Sterling Méus is an AmeriCorps volunteer with the California Conservation Corp's Watershed Stewards Program, placed at California Sea Grant's Russian River Salmon and Steelhead Monitoring Program
I am an AmeriCorps Member serving at California Sea Grant’s Russian River Salmon and Steelhead Monitoring Program. Much of my job consists of conducting fish and stream habitat monitoring to support the recovery of endangered coho salmon and threatened steelhead in Russian River streams. By the early 2000s, coho salmon were almost eliminated from the Russian River system due primarily to broad-scale habitat degradation and overharvesting. Now, through extensive habitat restoration efforts and the intervention of a conservation hatchery program, the salmon are finally starting to rebound. With the escalating impacts of climate change, monitoring their population and identifying the most important factors limiting their recovery is more important than ever to help keep them from disappearing from this region altogether.

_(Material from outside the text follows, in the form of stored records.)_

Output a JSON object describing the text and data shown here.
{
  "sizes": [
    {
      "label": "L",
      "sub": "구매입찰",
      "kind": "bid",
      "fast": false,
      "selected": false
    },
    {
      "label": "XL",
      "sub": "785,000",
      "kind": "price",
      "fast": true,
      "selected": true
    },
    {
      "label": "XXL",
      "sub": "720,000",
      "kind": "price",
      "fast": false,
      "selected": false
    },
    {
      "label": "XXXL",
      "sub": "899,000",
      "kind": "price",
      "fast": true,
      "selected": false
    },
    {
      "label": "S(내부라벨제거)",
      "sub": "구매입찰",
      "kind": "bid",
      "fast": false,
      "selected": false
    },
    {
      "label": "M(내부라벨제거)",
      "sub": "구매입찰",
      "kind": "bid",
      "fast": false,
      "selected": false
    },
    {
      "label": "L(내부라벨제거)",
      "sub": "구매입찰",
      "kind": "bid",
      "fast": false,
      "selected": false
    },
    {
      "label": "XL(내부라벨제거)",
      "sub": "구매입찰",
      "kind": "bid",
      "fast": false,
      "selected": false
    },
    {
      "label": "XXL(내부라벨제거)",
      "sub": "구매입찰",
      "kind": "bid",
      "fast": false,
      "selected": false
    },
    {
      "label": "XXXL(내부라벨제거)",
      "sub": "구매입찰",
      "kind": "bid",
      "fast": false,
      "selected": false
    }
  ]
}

While “saving” the salmon is a formidable job, it has some great benefits. My coworkers and I get to survey streams on private land that members of the public do not have access to and there, under the guise of work, I climb trees, hike mountains and wade under waterfalls while searching for fish. Some of the properties we access are so isolated that I can’t help but imagine what it must have been like when the land was truly wild and untouched by humanity. On the other hand, seeing beautiful streamside parcels of land that people have stewarded, sometimes for several generations, is also a wonderful experience. I also have the rare privilege of handling an endangered species that may not be on the planet in the next 50 years, and I am trying my best to do my small part to help preserve this species—a responsibility that I never imagined I would have. My job makes me happy, it is rewarding, it makes me feel like I am making a difference in the world and, best of all, I get to work outside all day.

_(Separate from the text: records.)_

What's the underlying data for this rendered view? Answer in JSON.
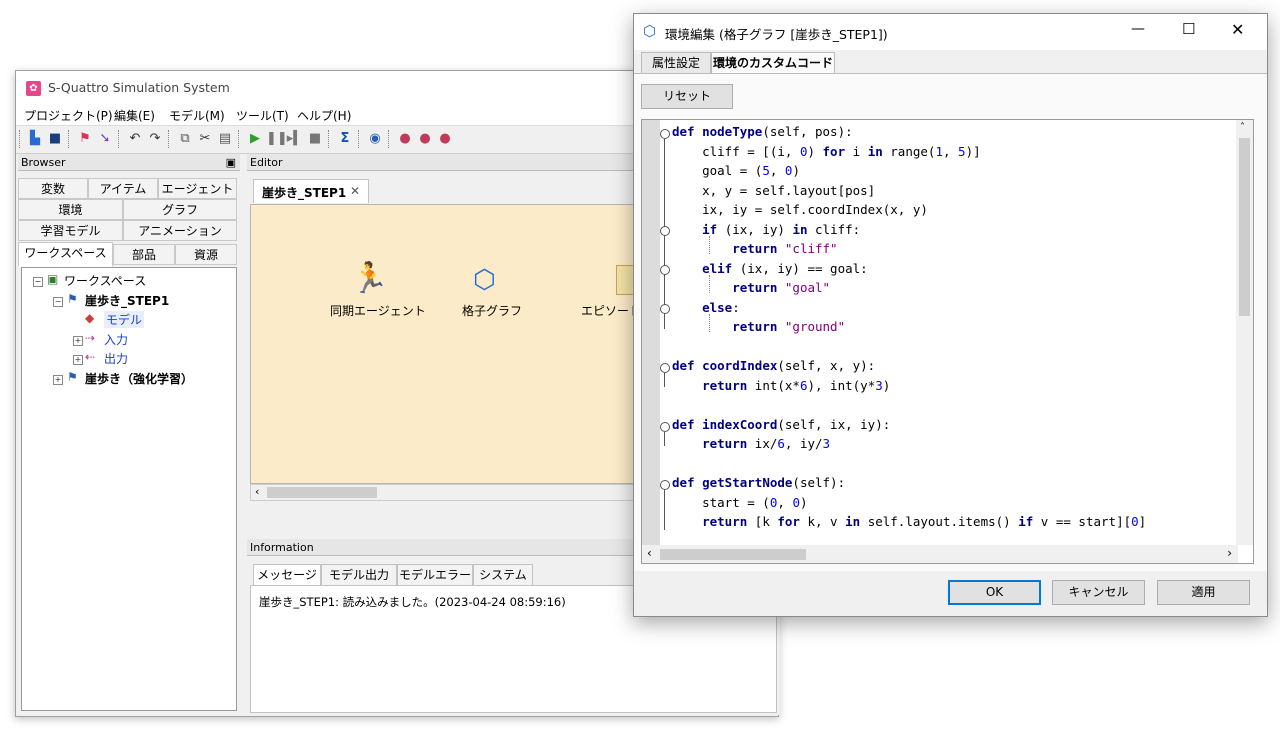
{
  "main_window": {
    "title": "S-Quattro Simulation System",
    "menu": [
      "プロジェクト(P)",
      "編集(E)",
      "モデル(M)",
      "ツール(T)",
      "ヘルプ(H)"
    ]
  },
  "browser": {
    "header": "Browser",
    "tabs_row1": [
      "変数",
      "アイテム",
      "エージェント"
    ],
    "tabs_row2": [
      "環境",
      "グラフ"
    ],
    "tabs_row3": [
      "学習モデル",
      "アニメーション"
    ],
    "tabs_row4": [
      "ワークスペース",
      "部品",
      "資源"
    ],
    "tree": {
      "root": "ワークスペース",
      "project1": "崖歩き_STEP1",
      "model": "モデル",
      "input": "入力",
      "output": "出力",
      "project2": "崖歩き（強化学習）"
    }
  },
  "editor": {
    "header": "Editor",
    "tab": "崖歩き_STEP1",
    "nodes": [
      "同期エージェント",
      "格子グラフ",
      "エピソード"
    ]
  },
  "information": {
    "header": "Information",
    "tabs": [
      "メッセージ",
      "モデル出力",
      "モデルエラー",
      "システム"
    ],
    "message": "崖歩き_STEP1: 読み込みました。(2023-04-24 08:59:16)"
  },
  "dialog": {
    "title": "環境編集 (格子グラフ [崖歩き_STEP1])",
    "tabs": [
      "属性設定",
      "環境のカスタムコード"
    ],
    "reset": "リセット",
    "ok": "OK",
    "cancel": "キャンセル",
    "apply": "適用"
  },
  "code_lines": [
    "def nodeType(self, pos):",
    "    cliff = [(i, 0) for i in range(1, 5)]",
    "    goal = (5, 0)",
    "    x, y = self.layout[pos]",
    "    ix, iy = self.coordIndex(x, y)",
    "    if (ix, iy) in cliff:",
    "        return \"cliff\"",
    "    elif (ix, iy) == goal:",
    "        return \"goal\"",
    "    else:",
    "        return \"ground\"",
    "",
    "def coordIndex(self, x, y):",
    "    return int(x*6), int(y*3)",
    "",
    "def indexCoord(self, ix, iy):",
    "    return ix/6, iy/3",
    "",
    "def getStartNode(self):",
    "    start = (0, 0)",
    "    return [k for k, v in self.layout.items() if v == start][0]"
  ]
}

In recent months, I have come to understand just how important it is to spend time outside in nature and how lucky I am to be able to do what I do for a living. This past year has been difficult for me and, I believe, for most of us. The pandemic has forced many people’s lives and jobs to drastically change. Because of this, many people are now spending more time indoors, away from other people and from nature, than they did before the pandemic.
The psychological impact of working in places that you otherwise use for recreation or relaxation, like your home, has become much more apparent in recent months. Mine was one of the many jobs that shifted to a remote structure for a long period of time, and I can really relate to these blurred lines between my personal and work spaces and the challenges that creates. Researchers also found increased rates of work hours and fatigue with many employees who work at home, something I have also experienced.

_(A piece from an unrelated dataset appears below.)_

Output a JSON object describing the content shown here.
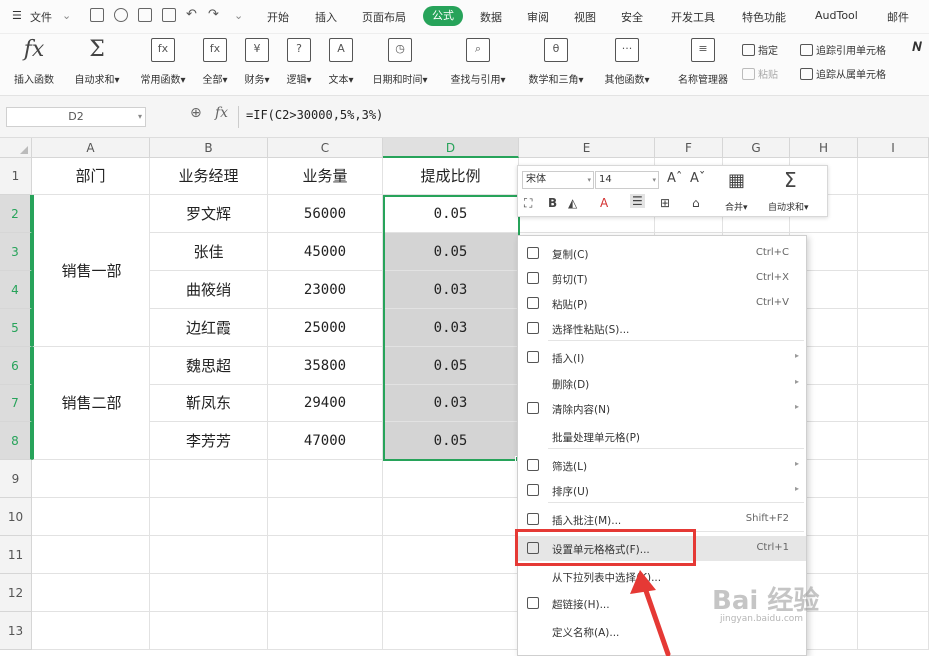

A BMC Public Health study on the physical and mental impacts of working at home found that many employees suffer from mental strain when there is no clear delineation between their work space and personal space.
Those who know me will recall me saying often that my worst fear is being stuck in a cubicle all day. Going from an active outdoor lifestyle to a sedentary one when my job transitioned to remote work was a big change for me. When I am working outside on restoration sites or monitoring salmon, I feel like I am taking an active part in conservation and it is easy to feel like I am doing something meaningful. Without that regular exposure to both the natural environment and meaningful work, it became increasingly difficult for me to be productive while working from home.
For many around the country, access to green spaces has become a problem, especially in urban areas. Access to parks, playgrounds and other recreation areas has been limited in cities across the country due to the pandemic.
Marc Berman, an associate professor at the University of Chicago who investigated how interactions with nature can impact mental health, found that nature can reduce risk factors for some types of mental illnesses and improve psychological well-being, as well as provide opportunities to increase physical fitness. He concluded that the combined lack of access to available greenspaces and the inclination for people to stay indoors due to the pandemic has created a mental health crisis in urban areas. In his research, Berman explored how interactions with nature can impact cognitive performance and found that even videos and sounds of nature can provide some gains, especially when actual outdoor exposure is not possible. Interestingly, he also determined d that having just 10 more trees on a city block increases how healthy nearby residents feel—an improvement equivalent to a $10,000 increase in income, or a seven-year decrease in age.
Thankfully, I have returned to working in the field and not only do I feel $10,000 richer and seven years younger, but I have never agreed more with the quote “Do what you love and you’ll never work a day in your life”.